Whether you are just starting out with your finances or you have been on your own for a while, understanding your FICO score is a must. A FICO (Fair Isaac Corporation) score is used by approximately 90% of all lenders. It is a credit rating that shows the person’s credit and payment history and ability to obtain and repay credit. Your FICO score will affect the interest rate of a loan, how much a lender is willing to lend, etc. FICO scores range from 350 to 850.
How do you know which FICO scores are considered good? Whenever a lender receives a loan application, they need to know the risk they would be taking if they issue the loan. The majority of lenders will run a credit report and will take the FICO score into consideration. The higher score the better it is for the lender and the borrowing. A higher score means you are credit worthy and at a lower risk for defaulting or not repaying the loan.
How are FICO scores calculated? FICO scores are calculated using specific credit and payment history that has been reported by credit reporting agencies. There are basically 5 areas considered for your credit score as found on www.myfico.com:
- Payment History
- Amounts Owed
- Length of Credit History
- Credit Mix
- New Credit
Payment history is one of the first things a lender wants to know. Past payment history is a good indication of the future payment history for an individual. Unforeseen circumstances may arise that affect a consumer’s ability to repay but generally the payment history is reflective of a consumer’s payment habits.

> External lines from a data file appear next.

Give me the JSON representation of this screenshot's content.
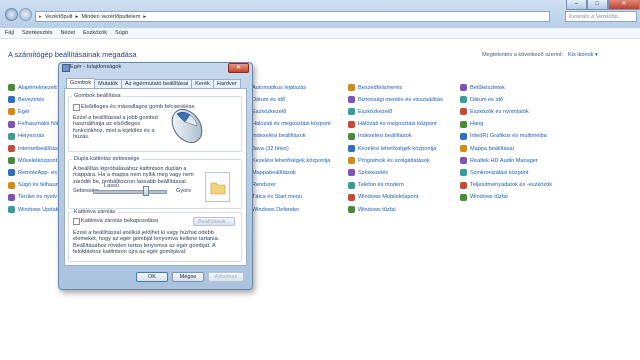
{
  "address": {
    "crumbs": [
      "Vezérlőpult",
      "Minden vezérlőpultelem"
    ],
    "search_placeholder": "Keresés a Vezérlőp..."
  },
  "window_controls": [
    "–",
    "□",
    "✕"
  ],
  "menu": [
    "Fájl",
    "Szerkesztés",
    "Nézet",
    "Eszközök",
    "Súgó"
  ],
  "page": {
    "title": "A számítógép beállításainak megadása",
    "view_label": "Megtekintés a következő szerint:",
    "view_value": "Kis ikonok ▾"
  },
  "items": {
    "col1": [
      "Alapértelmezett programok",
      "Bevezetés",
      "Egér",
      "Felhasználói fiókok",
      "Helyesírás",
      "Internetbeállítások",
      "Műveletközpont",
      "RemoteApp- és asztali kapcsolatok",
      "Súgó és felhasználói támogatás",
      "Terület és nyelv",
      "Windows Update"
    ],
    "col2": [
      "Automatikus lejátszás",
      "Dátum és idő",
      "Eszközkezelő",
      "Hálózati és megosztási központ",
      "Indexelési beállítások",
      "Java (32 bites)",
      "Kezelési lehetőségek központja",
      "Mappabeállítások",
      "Rendszer",
      "Tálca és Start menü",
      "Windows Defender"
    ],
    "col3": [
      "Beszédfelismerés",
      "Biztonsági mentés és visszaállítás",
      "Eszközkezelő",
      "Hálózati és megosztási központ",
      "Indexelési beállítások",
      "Kezelési lehetőségek központja",
      "Programok és szolgáltatások",
      "Színkezelés",
      "Telefon és modem",
      "Windows Mobileközpont",
      "Windows tűzfal"
    ],
    "col4": [
      "Betűkészletek",
      "Dátum és idő",
      "Eszközök és nyomtatók",
      "Hang",
      "Intel(R) Grafikus és multimédia",
      "Mappa beállításai",
      "Realtek HD Audio Manager",
      "Szinkronizálási központ",
      "Teljesítményadatok és -eszközök",
      "Windows tűzfal"
    ]
  },
  "icon_colors": [
    "#4b8a3b",
    "#2f6fc4",
    "#d28a1d",
    "#7a56b6",
    "#3b9a9a",
    "#c44b3a"
  ],
  "dialog": {
    "title": "Egér - tulajdonságok",
    "tabs": [
      "Gombok",
      "Mutatók",
      "Az egérmutató beállításai",
      "Kerék",
      "Hardver"
    ],
    "group1": {
      "title": "Gombok beállítása",
      "checkbox_label": "Elsődleges és másodlagos gomb felcserélése",
      "description": "Ezzel a beállítással a jobb gombot használhatja az elsődleges funkciókhoz, mint a kijelölés és a húzás."
    },
    "group2": {
      "title": "Dupla kattintás sebessége",
      "description": "A beállítás kipróbálásához kattintson duplán a mappára. Ha a mappa nem nyílik meg vagy nem záródik be, próbálkozzon lassabb beállítással.",
      "speed_label": "Sebesség:",
      "slow": "Lassú",
      "fast": "Gyors",
      "slider_value": 0.72
    },
    "group3": {
      "title": "Kattintva zárolás",
      "checkbox_label": "Kattintva zárolás bekapcsolása",
      "settings_button": "Beállítások...",
      "description": "Ezzel a beállítással anélkül jelölhet ki vagy húzhat odébb elemeket, hogy az egér gombját lenyomva kellene tartania. Beállításához röviden tartsa lenyomva az egér gombját. A feloldáshoz kattintson újra az egér gombjával."
    },
    "buttons": {
      "ok": "OK",
      "cancel": "Mégse",
      "apply": "Alkalmaz"
    }
  }
}
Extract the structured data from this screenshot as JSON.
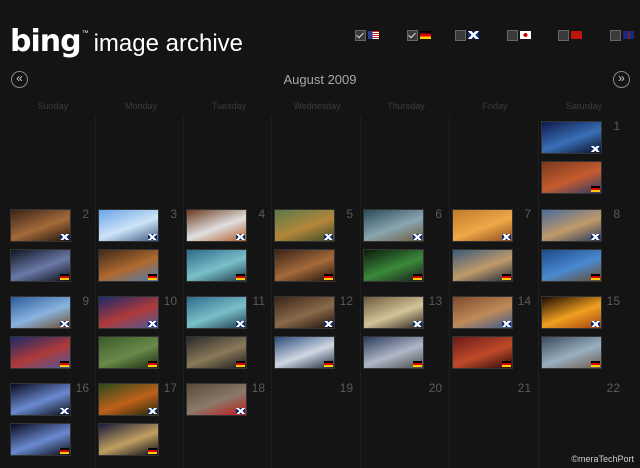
{
  "header": {
    "logo_word": "bing",
    "logo_tm": "™",
    "subtitle": "image archive"
  },
  "filters": [
    {
      "market": "en-US",
      "checked": true,
      "flag": "us-flag"
    },
    {
      "market": "de-DE",
      "checked": true,
      "flag": "de-flag"
    },
    {
      "market": "en-GB",
      "checked": false,
      "flag": "uk-flag"
    },
    {
      "market": "ja-JP",
      "checked": false,
      "flag": "jp-flag"
    },
    {
      "market": "zh-CN",
      "checked": false,
      "flag": "cn-flag"
    },
    {
      "market": "en-AU",
      "checked": false,
      "flag": "au-flag"
    }
  ],
  "calendar": {
    "month_label": "August 2009",
    "prev_icon": "«",
    "next_icon": "»",
    "weekdays": [
      "Sunday",
      "Monday",
      "Tuesday",
      "Wednesday",
      "Thursday",
      "Friday",
      "Saturday"
    ],
    "days": [
      {
        "n": "1",
        "images": [
          {
            "region": "uk",
            "colors": [
              "#0e1a4a",
              "#3a6fb8",
              "#0a0f22"
            ]
          },
          {
            "region": "de",
            "colors": [
              "#7a3a1c",
              "#c65b2e",
              "#2b3b6a"
            ]
          }
        ]
      },
      {
        "n": "2",
        "images": [
          {
            "region": "uk",
            "colors": [
              "#3a2418",
              "#a46a3a",
              "#1e120a"
            ]
          },
          {
            "region": "de",
            "colors": [
              "#101522",
              "#6a7aa8",
              "#0a0c14"
            ]
          }
        ]
      },
      {
        "n": "3",
        "images": [
          {
            "region": "uk",
            "colors": [
              "#6aa4e6",
              "#cde4f8",
              "#3a5a80"
            ]
          },
          {
            "region": "de",
            "colors": [
              "#3c2a18",
              "#b06a30",
              "#4a7ab0"
            ]
          }
        ]
      },
      {
        "n": "4",
        "images": [
          {
            "region": "uk",
            "colors": [
              "#6a3a1e",
              "#e0e0e0",
              "#b25a2a"
            ]
          },
          {
            "region": "de",
            "colors": [
              "#2f6a8c",
              "#7ac0c8",
              "#1c3a4a"
            ]
          }
        ]
      },
      {
        "n": "5",
        "images": [
          {
            "region": "uk",
            "colors": [
              "#5a7a4a",
              "#b4863a",
              "#3a4a2a"
            ]
          },
          {
            "region": "de",
            "colors": [
              "#3a2418",
              "#a46a3a",
              "#1e120a"
            ]
          }
        ]
      },
      {
        "n": "6",
        "images": [
          {
            "region": "uk",
            "colors": [
              "#2a4a5a",
              "#8aa6b0",
              "#6a5a3a"
            ]
          },
          {
            "region": "de",
            "colors": [
              "#0c1a0c",
              "#3a8a3a",
              "#1a1a1a"
            ]
          }
        ]
      },
      {
        "n": "7",
        "images": [
          {
            "region": "uk",
            "colors": [
              "#c07a2a",
              "#f0a848",
              "#8a4a1a"
            ]
          },
          {
            "region": "de",
            "colors": [
              "#3a5a7a",
              "#c09a6a",
              "#1c2a3a"
            ]
          }
        ]
      },
      {
        "n": "8",
        "images": [
          {
            "region": "uk",
            "colors": [
              "#4a6a9a",
              "#c09a6a",
              "#2a3a5a"
            ]
          },
          {
            "region": "de",
            "colors": [
              "#1c4a8a",
              "#4a8ad0",
              "#6a4a2a"
            ]
          }
        ]
      },
      {
        "n": "9",
        "images": [
          {
            "region": "uk",
            "colors": [
              "#2a5a9a",
              "#8ab4e0",
              "#6a4a2a"
            ]
          },
          {
            "region": "de",
            "colors": [
              "#1a2a6a",
              "#b03a3a",
              "#4a5a9a"
            ]
          }
        ]
      },
      {
        "n": "10",
        "images": [
          {
            "region": "uk",
            "colors": [
              "#1a2a6a",
              "#b03a3a",
              "#4a5a9a"
            ]
          },
          {
            "region": "de",
            "colors": [
              "#3a5a2a",
              "#6a8a4a",
              "#1c2a12"
            ]
          }
        ]
      },
      {
        "n": "11",
        "images": [
          {
            "region": "uk",
            "colors": [
              "#2f6a8c",
              "#7ac0c8",
              "#1c3a4a"
            ]
          },
          {
            "region": "de",
            "colors": [
              "#2a2a2a",
              "#8a7a5a",
              "#1a1a1a"
            ]
          }
        ]
      },
      {
        "n": "12",
        "images": [
          {
            "region": "uk",
            "colors": [
              "#3a2418",
              "#8a6a4a",
              "#1a1008"
            ]
          },
          {
            "region": "de",
            "colors": [
              "#2a4a7a",
              "#d0d8e4",
              "#1a2a3a"
            ]
          }
        ]
      },
      {
        "n": "13",
        "images": [
          {
            "region": "uk",
            "colors": [
              "#6a5a3a",
              "#d4c49a",
              "#2a2418"
            ]
          },
          {
            "region": "de",
            "colors": [
              "#2a3a5a",
              "#b0b8c8",
              "#4a4a4a"
            ]
          }
        ]
      },
      {
        "n": "14",
        "images": [
          {
            "region": "uk",
            "colors": [
              "#7a4a2a",
              "#c08a5a",
              "#3a5a8a"
            ]
          },
          {
            "region": "de",
            "colors": [
              "#6a1a1a",
              "#c04a2a",
              "#2a0a0a"
            ]
          }
        ]
      },
      {
        "n": "15",
        "images": [
          {
            "region": "uk",
            "colors": [
              "#1a0a04",
              "#f0a020",
              "#a04010"
            ]
          },
          {
            "region": "de",
            "colors": [
              "#3a4a5a",
              "#9ab0c0",
              "#6a5a4a"
            ]
          }
        ]
      },
      {
        "n": "16",
        "images": [
          {
            "region": "uk",
            "colors": [
              "#0a0a1e",
              "#6a8ad0",
              "#0a0a10"
            ]
          },
          {
            "region": "de",
            "colors": [
              "#0a0a1e",
              "#6a8ad0",
              "#0a0a10"
            ]
          }
        ]
      },
      {
        "n": "17",
        "images": [
          {
            "region": "uk",
            "colors": [
              "#2a4a1a",
              "#c0601a",
              "#1a2a0a"
            ]
          },
          {
            "region": "de",
            "colors": [
              "#1a1a3a",
              "#c0a060",
              "#0a0a1a"
            ]
          }
        ]
      },
      {
        "n": "18",
        "images": [
          {
            "region": "uk",
            "colors": [
              "#5a4a3a",
              "#8a7a6a",
              "#c01a1a"
            ]
          }
        ]
      },
      {
        "n": "19",
        "images": []
      },
      {
        "n": "20",
        "images": []
      },
      {
        "n": "21",
        "images": []
      },
      {
        "n": "22",
        "images": []
      }
    ]
  },
  "watermark": "©meraTechPort"
}
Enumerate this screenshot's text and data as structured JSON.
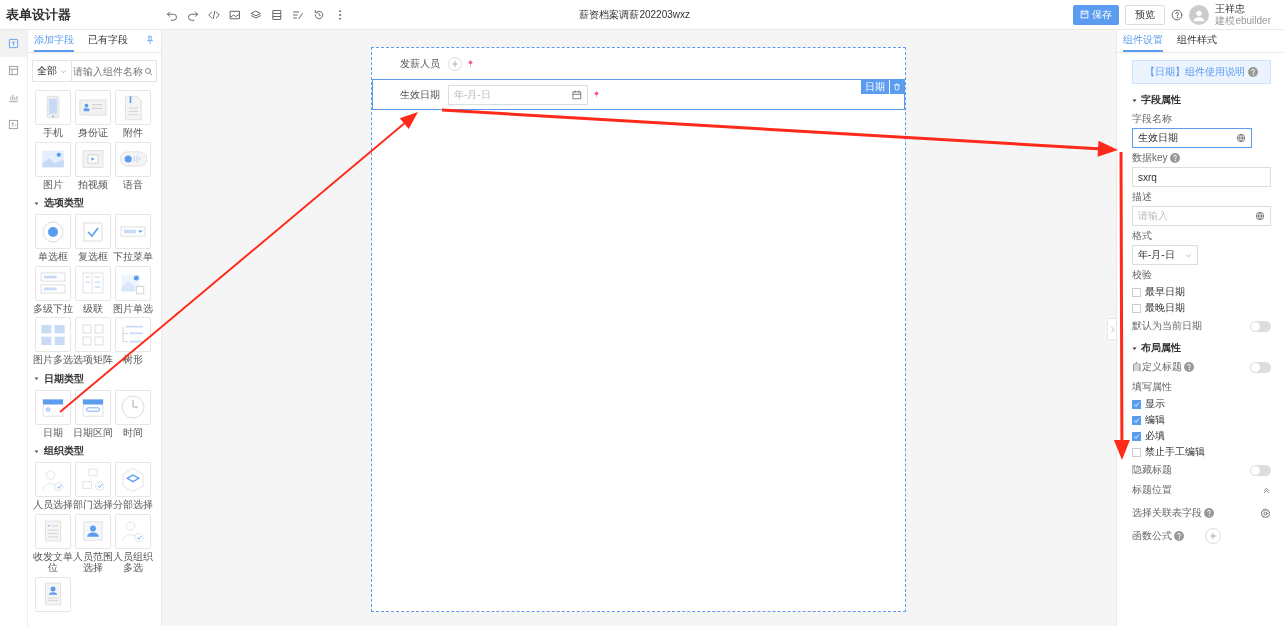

Amounts Owed will be a factor considered as the lender will want to know the financial burden the borrower already faces. Just because a lender owes a large amount of money does not mean the borrower will be a potential credit risk but this must be taken into consideration by the lender.
Length of Credit History will give a lender a better picture of your payment history. A short credit history does not reveal as much about the lender as a longer credit history.
Credit Mix is made up of the different types of credit you have. For example, a consumer might have 3 major credit cards, 2 mortgages, one department store credit card, an automobile loan, a boat loan, and 2 student loans. While an automobile loan will decrease with the passage of time, a credit card balance could continue to increase.
New credit reveals how much the consumer continues to borrow. Keep this in mind each time you are offered a credit card for a particular store. Remember that if you open a credit card at a particular store you are more likely to spend more at that store. This is one of the reasons the cashier asks you if you want to save “15%” on your purchase by opening a credit account with them.
Items that can negatively affect your FICO score are late payments, short credit history, reaching your credit limit, not paying the minimum payment, opening new credit accounts, etc. Items that can positively impact your FICO score include making payments on time, long credit history, paying off balances, paying more than the minimum payment, and refraining from opening new credit accounts.
Be an educated consumer. Know your FICO score and make improving it a priority.